• **Goal of the exercise**
Find how many lines in this data contain the string "Development". Respond with only that number.

• **Records to process**
———

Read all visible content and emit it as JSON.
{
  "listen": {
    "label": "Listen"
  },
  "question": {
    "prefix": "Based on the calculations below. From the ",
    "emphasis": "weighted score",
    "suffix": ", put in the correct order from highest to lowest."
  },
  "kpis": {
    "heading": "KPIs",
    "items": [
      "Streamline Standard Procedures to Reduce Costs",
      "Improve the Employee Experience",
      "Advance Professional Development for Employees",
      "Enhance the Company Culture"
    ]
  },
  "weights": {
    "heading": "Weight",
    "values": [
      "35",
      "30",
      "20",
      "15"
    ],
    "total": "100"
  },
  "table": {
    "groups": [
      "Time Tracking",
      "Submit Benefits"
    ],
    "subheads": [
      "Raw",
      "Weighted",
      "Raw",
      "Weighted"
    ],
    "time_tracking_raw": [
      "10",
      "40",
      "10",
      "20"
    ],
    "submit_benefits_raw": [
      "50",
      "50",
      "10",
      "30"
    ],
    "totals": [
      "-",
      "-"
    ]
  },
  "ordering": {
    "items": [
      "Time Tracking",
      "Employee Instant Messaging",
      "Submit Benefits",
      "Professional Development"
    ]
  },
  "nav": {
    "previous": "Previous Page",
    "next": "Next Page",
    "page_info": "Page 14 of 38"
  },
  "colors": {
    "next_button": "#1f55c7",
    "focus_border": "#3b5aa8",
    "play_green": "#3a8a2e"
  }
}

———

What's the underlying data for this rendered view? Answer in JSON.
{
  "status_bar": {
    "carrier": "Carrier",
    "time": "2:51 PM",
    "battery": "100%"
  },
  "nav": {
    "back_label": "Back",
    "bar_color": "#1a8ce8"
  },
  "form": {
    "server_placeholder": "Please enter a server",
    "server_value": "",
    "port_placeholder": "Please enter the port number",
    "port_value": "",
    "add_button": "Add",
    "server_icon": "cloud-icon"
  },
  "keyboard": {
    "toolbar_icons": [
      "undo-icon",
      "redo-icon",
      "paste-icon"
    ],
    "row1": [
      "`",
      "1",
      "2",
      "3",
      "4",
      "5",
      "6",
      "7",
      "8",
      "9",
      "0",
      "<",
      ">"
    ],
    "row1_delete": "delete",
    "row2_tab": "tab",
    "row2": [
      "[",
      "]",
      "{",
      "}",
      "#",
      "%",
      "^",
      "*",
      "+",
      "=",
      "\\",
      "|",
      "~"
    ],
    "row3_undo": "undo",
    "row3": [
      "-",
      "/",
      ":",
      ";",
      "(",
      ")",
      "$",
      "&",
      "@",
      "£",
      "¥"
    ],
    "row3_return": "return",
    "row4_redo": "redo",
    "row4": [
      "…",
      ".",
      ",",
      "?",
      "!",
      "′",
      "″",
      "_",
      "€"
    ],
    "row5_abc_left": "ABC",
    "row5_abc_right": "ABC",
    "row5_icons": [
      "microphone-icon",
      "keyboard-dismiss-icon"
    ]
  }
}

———

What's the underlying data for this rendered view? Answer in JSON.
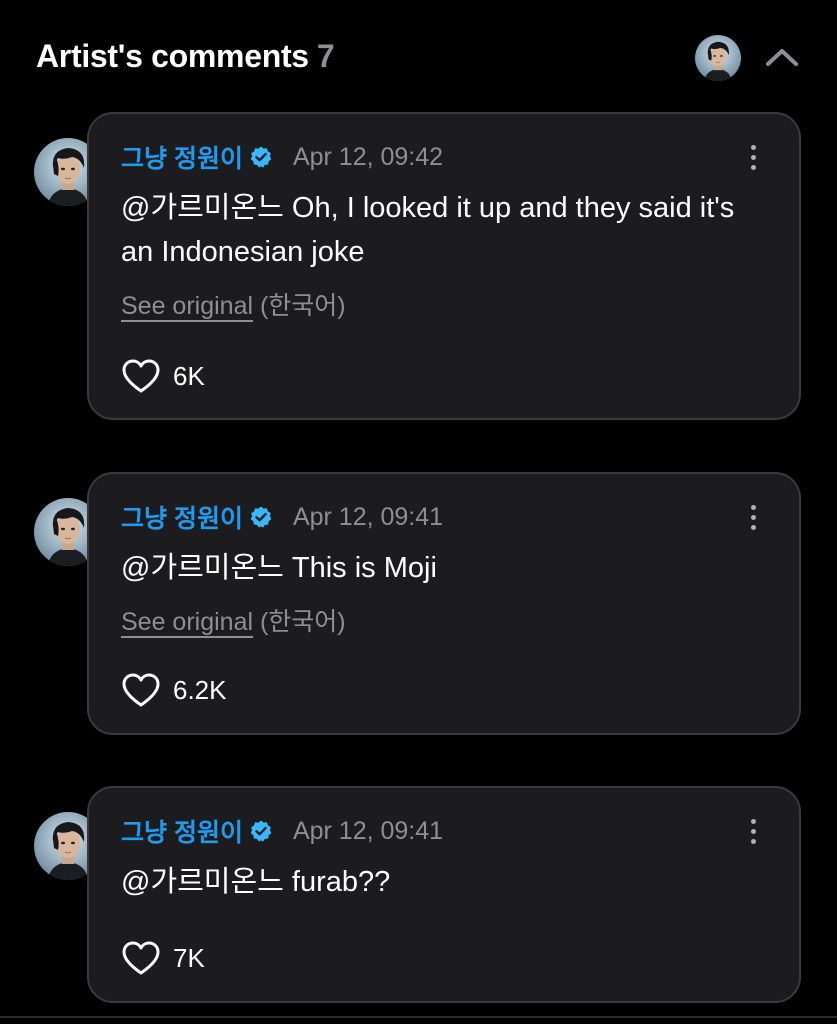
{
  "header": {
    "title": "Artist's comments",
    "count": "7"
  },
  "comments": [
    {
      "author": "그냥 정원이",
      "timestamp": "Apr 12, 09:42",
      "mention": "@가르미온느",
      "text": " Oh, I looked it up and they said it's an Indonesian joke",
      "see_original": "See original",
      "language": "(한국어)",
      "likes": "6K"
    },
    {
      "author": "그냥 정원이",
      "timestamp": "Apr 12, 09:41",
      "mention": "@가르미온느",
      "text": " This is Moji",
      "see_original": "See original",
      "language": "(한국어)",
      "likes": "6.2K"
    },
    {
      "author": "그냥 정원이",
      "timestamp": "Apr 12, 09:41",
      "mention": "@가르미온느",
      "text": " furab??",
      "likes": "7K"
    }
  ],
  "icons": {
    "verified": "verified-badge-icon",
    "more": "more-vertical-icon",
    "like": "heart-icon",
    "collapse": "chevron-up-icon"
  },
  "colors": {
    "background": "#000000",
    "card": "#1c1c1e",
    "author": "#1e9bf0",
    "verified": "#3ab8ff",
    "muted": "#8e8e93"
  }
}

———

• **Task output**
2